It’s not clear whether this debut collection of Swedish-influenced short fiction from Merkner (Creative Writing/West Chester University) is meant to be parody, collage or dream diary, but all the stories are either weighty with loquaciousness or viciously abridged, which is often for the better. After opening with a long-winded farce about a pig, Merkner offers “Check the Baby,” about a man and his wife who have resorted to trading sexual favors for the right not to check on their newborn. “The stakes are not low, I might add,” he writes. “I have 4,027 blowjobs coming my way someday, it’s not exactly clear when, and my wife has roughly fourteen hours of French-style kissing.” “Local Accident” (widely available online if you need a sample) is about a woman whose hit-and-run accident causes her to lose her baby: “The fact is you don’t always choose your choices. You don’t always choose your victims and you don’t always choose your witnesses. That’s why we call them accidents.” Several stories concern themselves with the trials of parenthood, notably “When our Son, 26, Brings us His First Girlfriend” and “When our Son, 36, Asks us for What He Calls a Small Loan.” Other stories are about those things that divide us—the mute father in “O Sweet One in the Bluff” or the divorcé in “Cabins,” who discovers that he is not alone in his lonesomeness. Others are variations on long-held myths, like the title character of “The Cook at Swedish Castle.” The author clearly has some kind of affection for his oversized caricatures, and there are moments of humor throughout, but there’s a great deal of cynicism at play, too.
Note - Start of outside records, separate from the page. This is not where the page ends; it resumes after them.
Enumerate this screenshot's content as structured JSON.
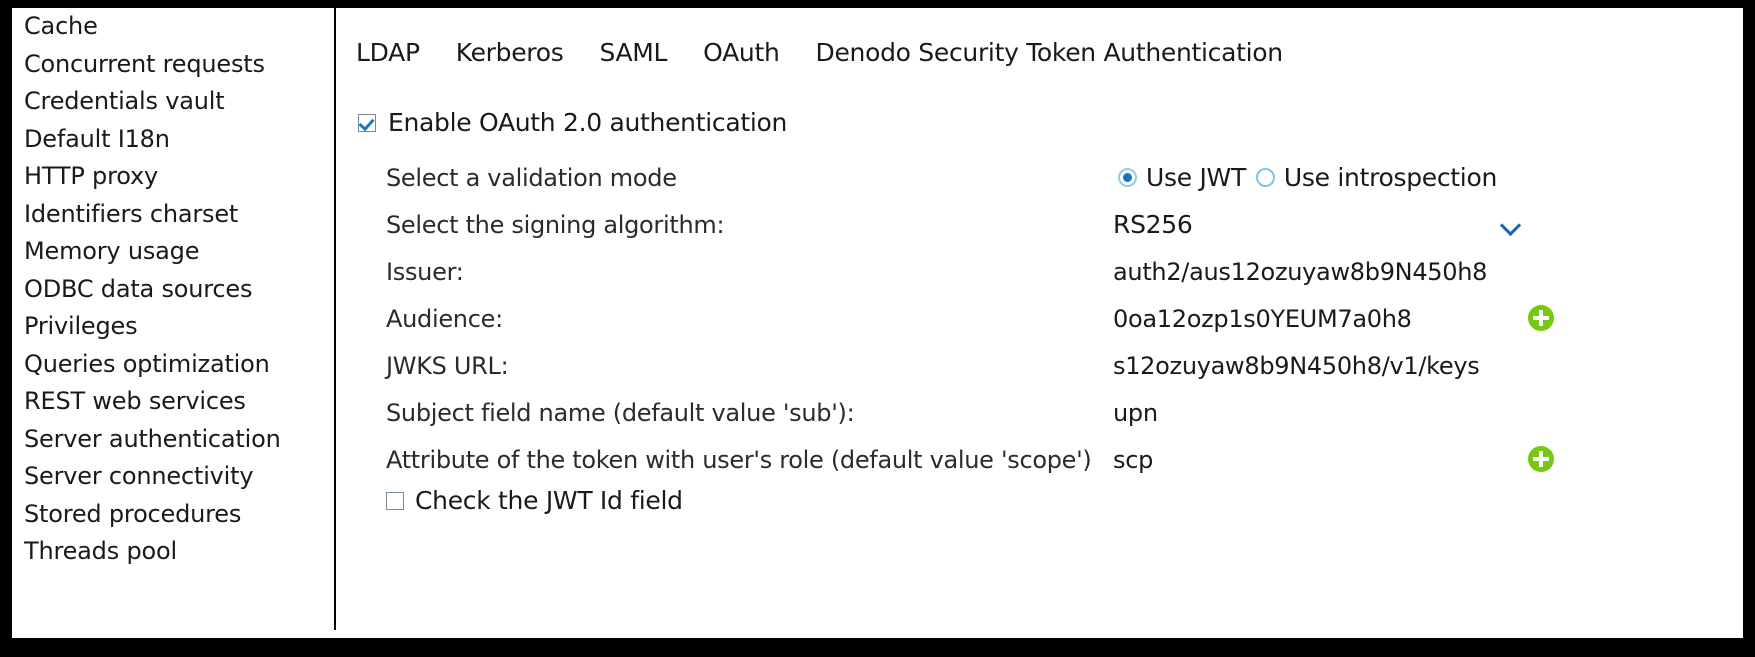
{
  "sidebar": {
    "items": [
      {
        "label": "Cache"
      },
      {
        "label": "Concurrent requests"
      },
      {
        "label": "Credentials vault"
      },
      {
        "label": "Default I18n"
      },
      {
        "label": "HTTP proxy"
      },
      {
        "label": "Identifiers charset"
      },
      {
        "label": "Memory usage"
      },
      {
        "label": "ODBC data sources"
      },
      {
        "label": "Privileges"
      },
      {
        "label": "Queries optimization"
      },
      {
        "label": "REST web services"
      },
      {
        "label": "Server authentication"
      },
      {
        "label": "Server connectivity"
      },
      {
        "label": "Stored procedures"
      },
      {
        "label": "Threads pool"
      }
    ]
  },
  "tabs": [
    {
      "label": "LDAP",
      "selected": false
    },
    {
      "label": "Kerberos",
      "selected": false
    },
    {
      "label": "SAML",
      "selected": false
    },
    {
      "label": "OAuth",
      "selected": true
    },
    {
      "label": "Denodo Security Token Authentication",
      "selected": false
    }
  ],
  "enable": {
    "label": "Enable OAuth 2.0 authentication",
    "checked": true
  },
  "validation_mode": {
    "label": "Select a validation mode",
    "options": [
      {
        "label": "Use JWT",
        "selected": true
      },
      {
        "label": "Use introspection",
        "selected": false
      }
    ]
  },
  "signing_algorithm": {
    "label": "Select the signing algorithm:",
    "value": "RS256",
    "icon": "chevron-down-icon"
  },
  "fields": [
    {
      "label": "Issuer:",
      "value": "auth2/aus12ozuyaw8b9N450h8",
      "clipped": true,
      "add_icon": false
    },
    {
      "label": "Audience:",
      "value": "0oa12ozp1s0YEUM7a0h8",
      "clipped": false,
      "add_icon": true
    },
    {
      "label": "JWKS URL:",
      "value": "s12ozuyaw8b9N450h8/v1/keys",
      "clipped": true,
      "add_icon": false
    },
    {
      "label": "Subject field name (default value 'sub'):",
      "value": "upn",
      "clipped": false,
      "add_icon": false
    },
    {
      "label": "Attribute of the token with user's role (default value 'scope')",
      "value": "scp",
      "clipped": false,
      "add_icon": true
    }
  ],
  "check_jwt_id": {
    "label": "Check the JWT Id field",
    "checked": false
  },
  "colors": {
    "accent_blue": "#1076b5",
    "add_green": "#76c910",
    "chevron_blue": "#1565c0",
    "text": "#1a1a1a",
    "frame": "#000000"
  },
  "icons": {
    "add": "plus-circle-icon",
    "dropdown": "chevron-down-icon"
  }
}
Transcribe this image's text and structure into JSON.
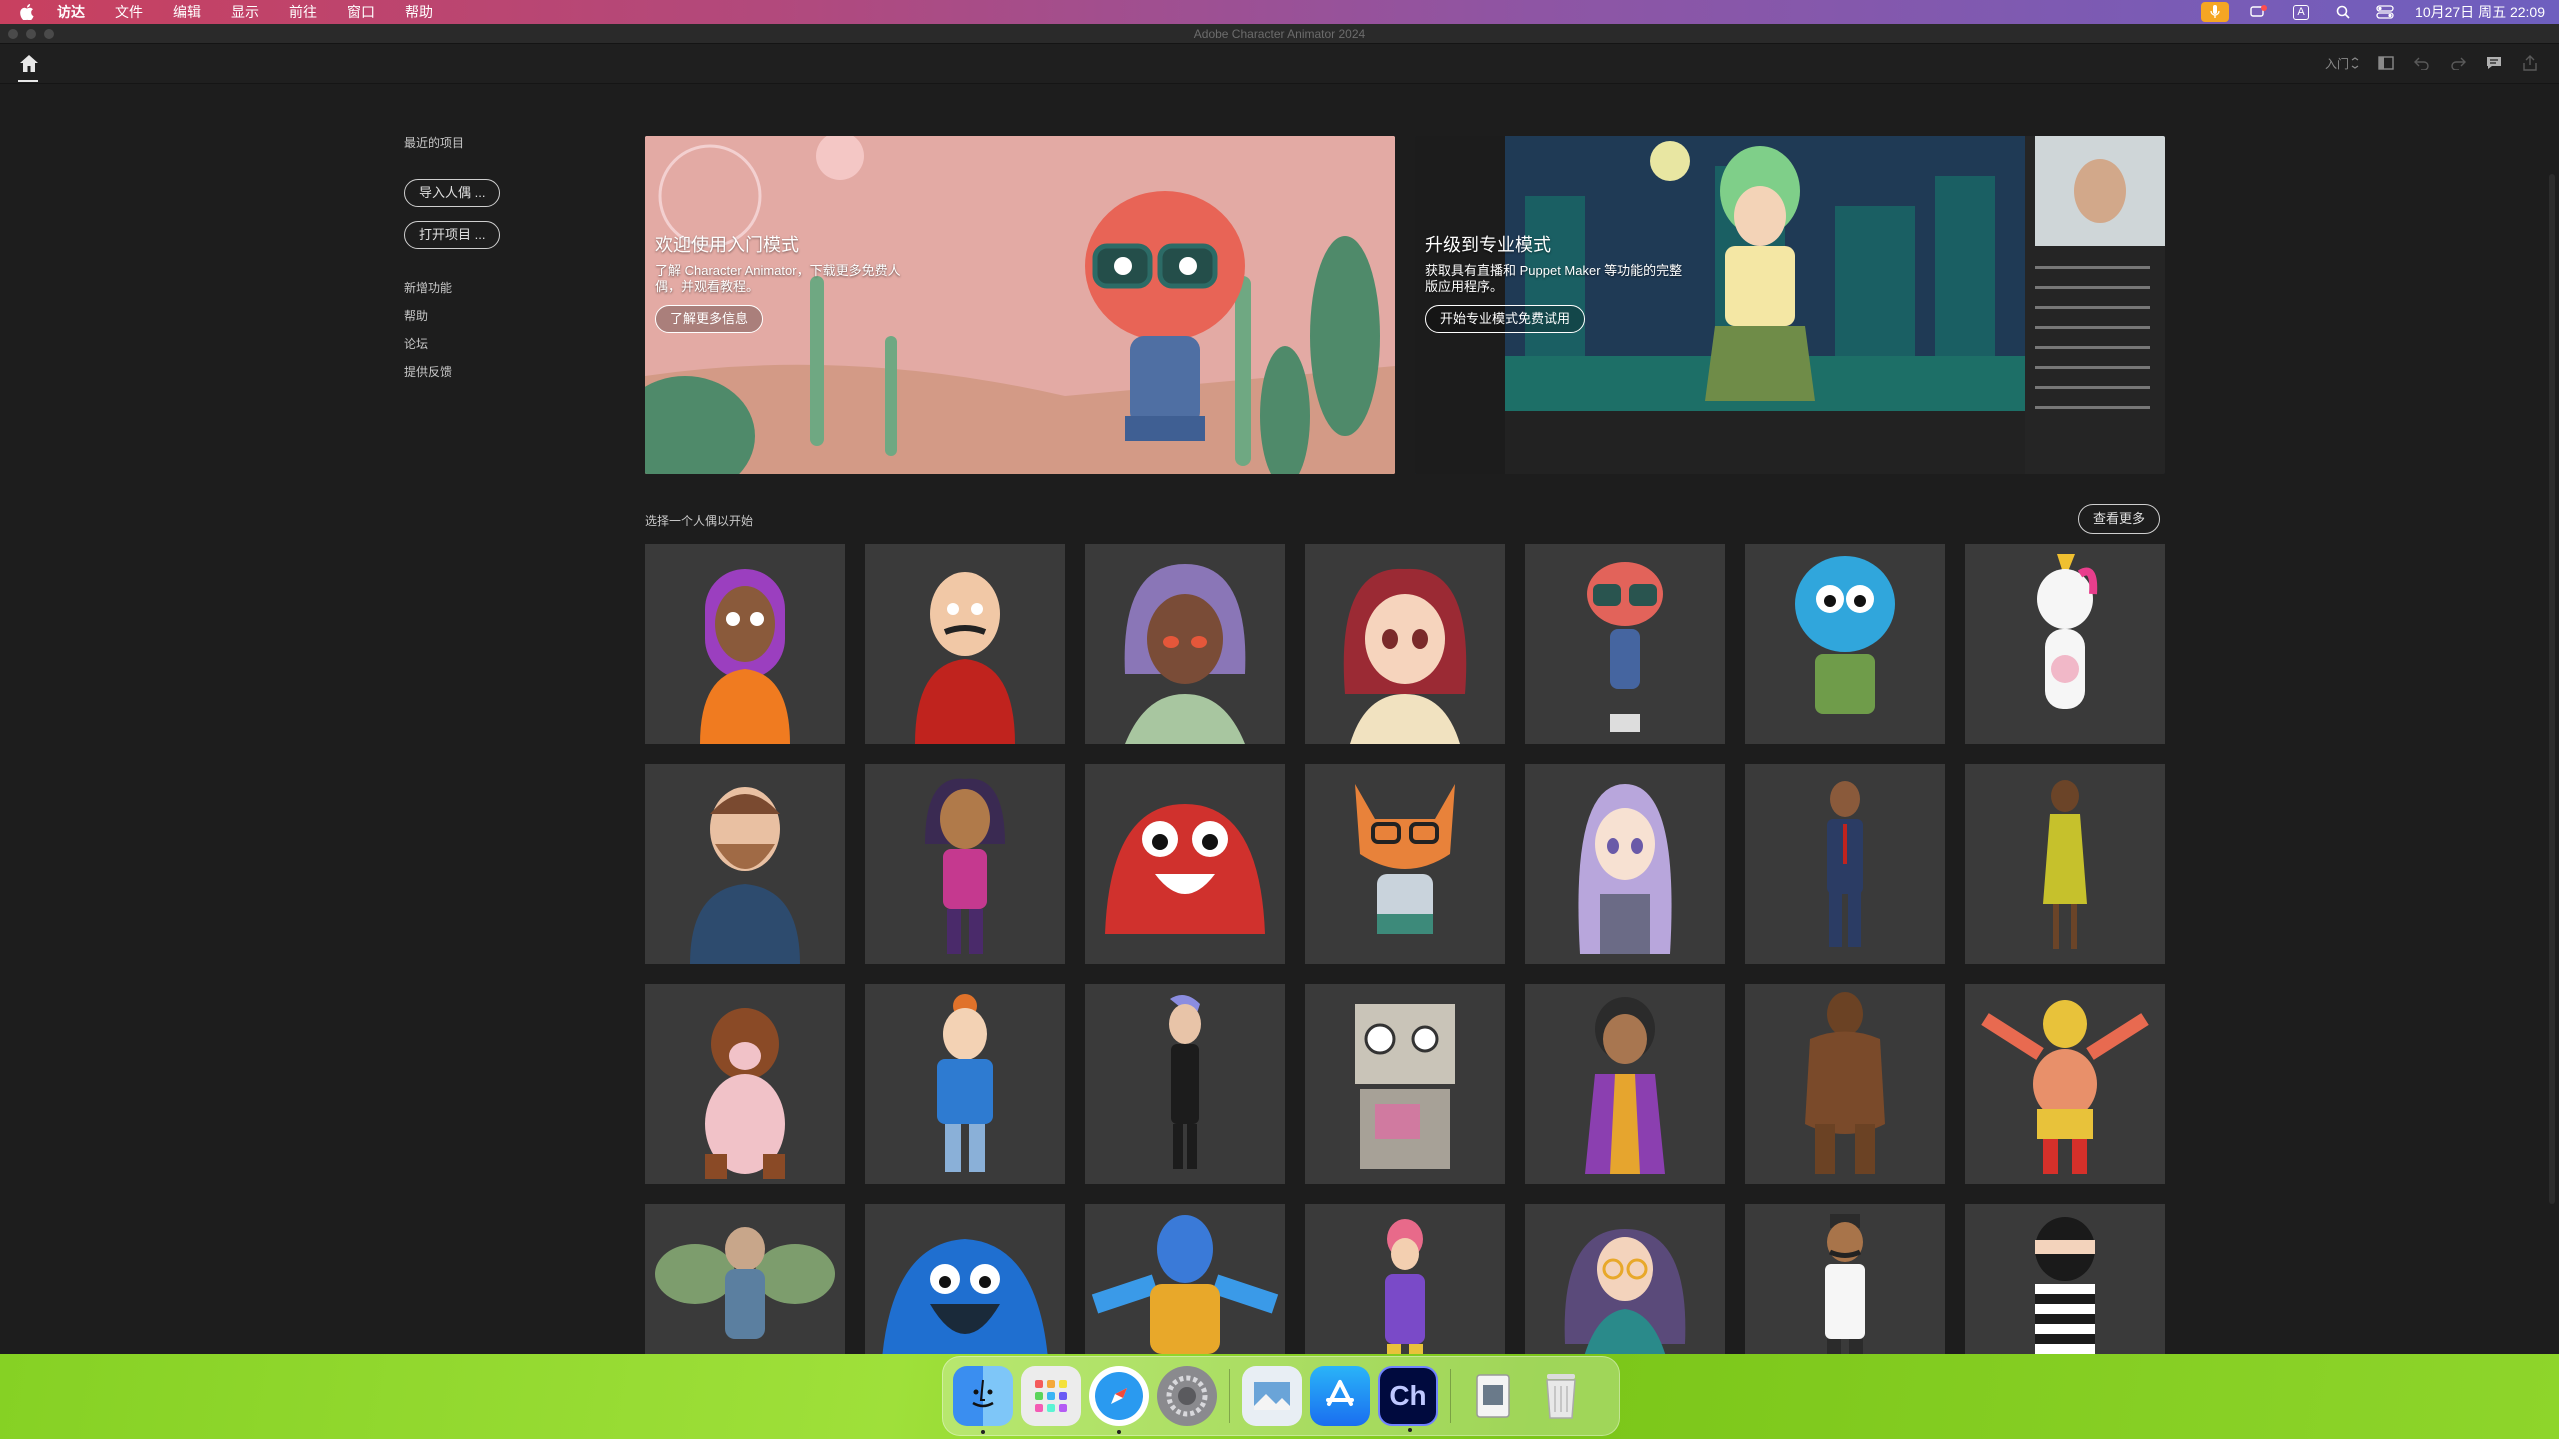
{
  "menubar": {
    "app_name": "访达",
    "items": [
      "文件",
      "编辑",
      "显示",
      "前往",
      "窗口",
      "帮助"
    ],
    "datetime": "10月27日 周五 22:09",
    "input_indicator": "A"
  },
  "window": {
    "title": "Adobe Character Animator 2024"
  },
  "toolbar": {
    "mode_label": "入门"
  },
  "sidebar": {
    "heading": "最近的项目",
    "import_button": "导入人偶 ...",
    "open_button": "打开项目 ...",
    "links": [
      "新增功能",
      "帮助",
      "论坛",
      "提供反馈"
    ]
  },
  "banners": [
    {
      "title": "欢迎使用入门模式",
      "description": "了解 Character Animator，下载更多免费人偶，并观看教程。",
      "button": "了解更多信息"
    },
    {
      "title": "升级到专业模式",
      "description": "获取具有直播和 Puppet Maker 等功能的完整版应用程序。",
      "button": "开始专业模式免费试用"
    }
  ],
  "puppets_section": {
    "label": "选择一个人偶以开始",
    "see_more": "查看更多"
  },
  "colors": {
    "accent": "#e8e8e8",
    "tile_bg": "#3a3a3a",
    "app_bg": "#1d1d1d"
  },
  "dock": {
    "apps": [
      "finder-icon",
      "launchpad-icon",
      "safari-icon",
      "system-settings-icon",
      "preview-icon",
      "app-store-icon",
      "character-animator-icon",
      "files-icon",
      "trash-icon"
    ],
    "ch_label": "Ch"
  }
}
Very literary, highly experimental and not very interesting to read all in a row.